======== RECORDS PROVIDED

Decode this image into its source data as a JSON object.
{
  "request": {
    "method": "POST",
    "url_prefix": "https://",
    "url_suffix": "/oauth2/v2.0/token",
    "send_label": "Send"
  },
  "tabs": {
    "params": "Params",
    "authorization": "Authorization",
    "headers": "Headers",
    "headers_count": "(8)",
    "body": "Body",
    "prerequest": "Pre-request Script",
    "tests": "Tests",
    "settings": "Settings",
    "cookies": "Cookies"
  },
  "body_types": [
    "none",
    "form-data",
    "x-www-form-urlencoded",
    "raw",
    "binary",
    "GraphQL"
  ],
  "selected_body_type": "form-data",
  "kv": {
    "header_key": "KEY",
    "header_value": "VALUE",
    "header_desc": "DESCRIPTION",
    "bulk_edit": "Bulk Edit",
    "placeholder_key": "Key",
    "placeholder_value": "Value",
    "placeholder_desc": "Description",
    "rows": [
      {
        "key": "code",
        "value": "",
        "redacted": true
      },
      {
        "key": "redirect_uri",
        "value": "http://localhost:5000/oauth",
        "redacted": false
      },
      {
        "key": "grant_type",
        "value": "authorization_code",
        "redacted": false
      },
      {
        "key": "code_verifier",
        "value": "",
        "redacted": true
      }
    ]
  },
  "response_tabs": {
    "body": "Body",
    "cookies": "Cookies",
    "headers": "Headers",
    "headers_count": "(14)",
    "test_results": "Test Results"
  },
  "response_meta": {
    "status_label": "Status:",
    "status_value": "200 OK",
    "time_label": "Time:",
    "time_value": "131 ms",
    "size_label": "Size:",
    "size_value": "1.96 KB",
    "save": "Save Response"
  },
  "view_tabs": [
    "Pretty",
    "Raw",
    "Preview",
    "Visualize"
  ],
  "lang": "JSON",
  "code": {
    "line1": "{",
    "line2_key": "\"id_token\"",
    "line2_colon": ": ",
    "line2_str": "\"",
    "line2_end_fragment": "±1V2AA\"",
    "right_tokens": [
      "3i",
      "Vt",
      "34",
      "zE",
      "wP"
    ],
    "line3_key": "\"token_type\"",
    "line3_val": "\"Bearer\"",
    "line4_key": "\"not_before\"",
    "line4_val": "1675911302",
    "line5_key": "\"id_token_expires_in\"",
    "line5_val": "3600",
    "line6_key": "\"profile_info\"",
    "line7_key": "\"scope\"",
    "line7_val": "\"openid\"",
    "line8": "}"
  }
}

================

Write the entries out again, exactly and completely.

Decode this image into its source data as a JSON object.
{
  "request": {
    "method": "POST",
    "url_prefix": "https://",
    "url_suffix": "/oauth2/v2.0/token",
    "send_label": "Send"
  },
  "tabs": {
    "params": "Params",
    "authorization": "Authorization",
    "headers": "Headers",
    "headers_count": "(8)",
    "body": "Body",
    "prerequest": "Pre-request Script",
    "tests": "Tests",
    "settings": "Settings",
    "cookies": "Cookies"
  },
  "body_types": [
    "none",
    "form-data",
    "x-www-form-urlencoded",
    "raw",
    "binary",
    "GraphQL"
  ],
  "selected_body_type": "form-data",
  "kv": {
    "header_key": "KEY",
    "header_value": "VALUE",
    "header_desc": "DESCRIPTION",
    "bulk_edit": "Bulk Edit",
    "placeholder_key": "Key",
    "placeholder_value": "Value",
    "placeholder_desc": "Description",
    "rows": [
      {
        "key": "code",
        "value": "",
        "redacted": true
      },
      {
        "key": "redirect_uri",
        "value": "http://localhost:5000/oauth",
        "redacted": false
      },
      {
        "key": "grant_type",
        "value": "authorization_code",
        "redacted": false
      },
      {
        "key": "code_verifier",
        "value": "",
        "redacted": true
      }
    ]
  },
  "response_tabs": {
    "body": "Body",
    "cookies": "Cookies",
    "headers": "Headers",
    "headers_count": "(14)",
    "test_results": "Test Results"
  },
  "response_meta": {
    "status_label": "Status:",
    "status_value": "200 OK",
    "time_label": "Time:",
    "time_value": "131 ms",
    "size_label": "Size:",
    "size_value": "1.96 KB",
    "save": "Save Response"
  },
  "view_tabs": [
    "Pretty",
    "Raw",
    "Preview",
    "Visualize"
  ],
  "lang": "JSON",
  "code": {
    "line1": "{",
    "line2_key": "\"id_token\"",
    "line2_colon": ": ",
    "line2_str": "\"",
    "line2_end_fragment": "±1V2AA\"",
    "right_tokens": [
      "3i",
      "Vt",
      "34",
      "zE",
      "wP"
    ],
    "line3_key": "\"token_type\"",
    "line3_val": "\"Bearer\"",
    "line4_key": "\"not_before\"",
    "line4_val": "1675911302",
    "line5_key": "\"id_token_expires_in\"",
    "line5_val": "3600",
    "line6_key": "\"profile_info\"",
    "line7_key": "\"scope\"",
    "line7_val": "\"openid\"",
    "line8": "}"
  }
}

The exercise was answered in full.